_TO DO_: Please restate the data that follows word for word, with the pictures left out.

App and web page records
^^^^

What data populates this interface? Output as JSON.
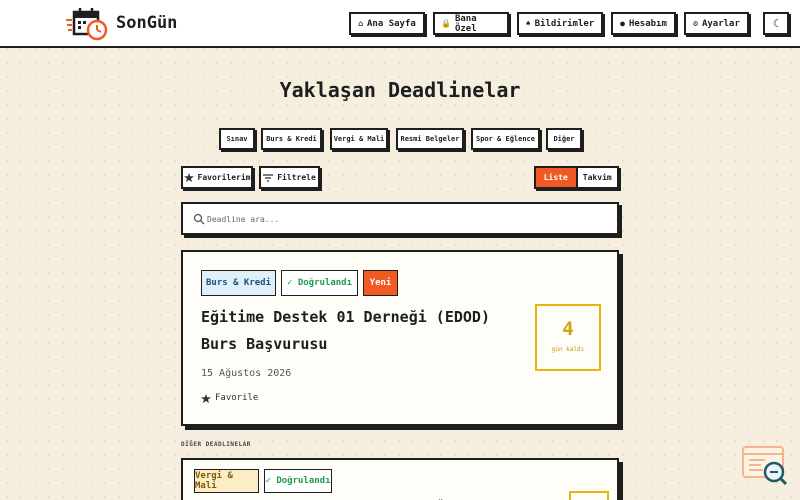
{
  "header": {
    "brand": "SonGün",
    "nav": [
      {
        "label": "Ana Sayfa",
        "icon": "home-icon",
        "glyph": "⌂"
      },
      {
        "label": "Bana Özel",
        "icon": "lock-icon",
        "glyph": "🔒"
      },
      {
        "label": "Bildirimler",
        "icon": "bell-icon",
        "glyph": "♠"
      },
      {
        "label": "Hesabım",
        "icon": "user-icon",
        "glyph": "●"
      },
      {
        "label": "Ayarlar",
        "icon": "gear-icon",
        "glyph": "⚙"
      }
    ],
    "theme_glyph": "☾"
  },
  "page_title": "Yaklaşan Deadlinelar",
  "categories": [
    "Sınav",
    "Burs & Kredi",
    "Vergi & Mali",
    "Resmi Belgeler",
    "Spor & Eğlence",
    "Diğer"
  ],
  "toolbar": {
    "favorites_label": "Favorilerim",
    "filter_label": "Filtrele",
    "view_list": "Liste",
    "view_calendar": "Takvim"
  },
  "search": {
    "placeholder": "Deadline ara..."
  },
  "featured": {
    "tags": [
      "Burs & Kredi",
      "✓ Doğrulandı",
      "Yeni"
    ],
    "title": "Eğitime Destek 01 Derneği (EDOD) Burs Başvurusu",
    "date": "15 Ağustos 2026",
    "favorite_label": "Favorile",
    "days_left": "4",
    "days_unit": "gün kaldı"
  },
  "other_section_label": "DİĞER DEADLINELAR",
  "second": {
    "tags": [
      "Vergi & Mali",
      "✓ Doğrulandı"
    ]
  },
  "colors": {
    "accent": "#f15a22",
    "verified": "#1e9e4a",
    "burs_bg": "#dff0fb",
    "vergi_bg": "#fbeec7",
    "countdown": "#e8b60b"
  }
}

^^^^

_RESULT OF THIS TASK_:
What data populates this interface? Output as JSON.
{
  "header": {
    "brand": "SonGün",
    "nav": [
      {
        "label": "Ana Sayfa",
        "icon": "home-icon",
        "glyph": "⌂"
      },
      {
        "label": "Bana Özel",
        "icon": "lock-icon",
        "glyph": "🔒"
      },
      {
        "label": "Bildirimler",
        "icon": "bell-icon",
        "glyph": "♠"
      },
      {
        "label": "Hesabım",
        "icon": "user-icon",
        "glyph": "●"
      },
      {
        "label": "Ayarlar",
        "icon": "gear-icon",
        "glyph": "⚙"
      }
    ],
    "theme_glyph": "☾"
  },
  "page_title": "Yaklaşan Deadlinelar",
  "categories": [
    "Sınav",
    "Burs & Kredi",
    "Vergi & Mali",
    "Resmi Belgeler",
    "Spor & Eğlence",
    "Diğer"
  ],
  "toolbar": {
    "favorites_label": "Favorilerim",
    "filter_label": "Filtrele",
    "view_list": "Liste",
    "view_calendar": "Takvim"
  },
  "search": {
    "placeholder": "Deadline ara..."
  },
  "featured": {
    "tags": [
      "Burs & Kredi",
      "✓ Doğrulandı",
      "Yeni"
    ],
    "title": "Eğitime Destek 01 Derneği (EDOD) Burs Başvurusu",
    "date": "15 Ağustos 2026",
    "favorite_label": "Favorile",
    "days_left": "4",
    "days_unit": "gün kaldı"
  },
  "other_section_label": "DİĞER DEADLINELAR",
  "second": {
    "tags": [
      "Vergi & Mali",
      "✓ Doğrulandı"
    ]
  },
  "colors": {
    "accent": "#f15a22",
    "verified": "#1e9e4a",
    "burs_bg": "#dff0fb",
    "vergi_bg": "#fbeec7",
    "countdown": "#e8b60b"
  }
}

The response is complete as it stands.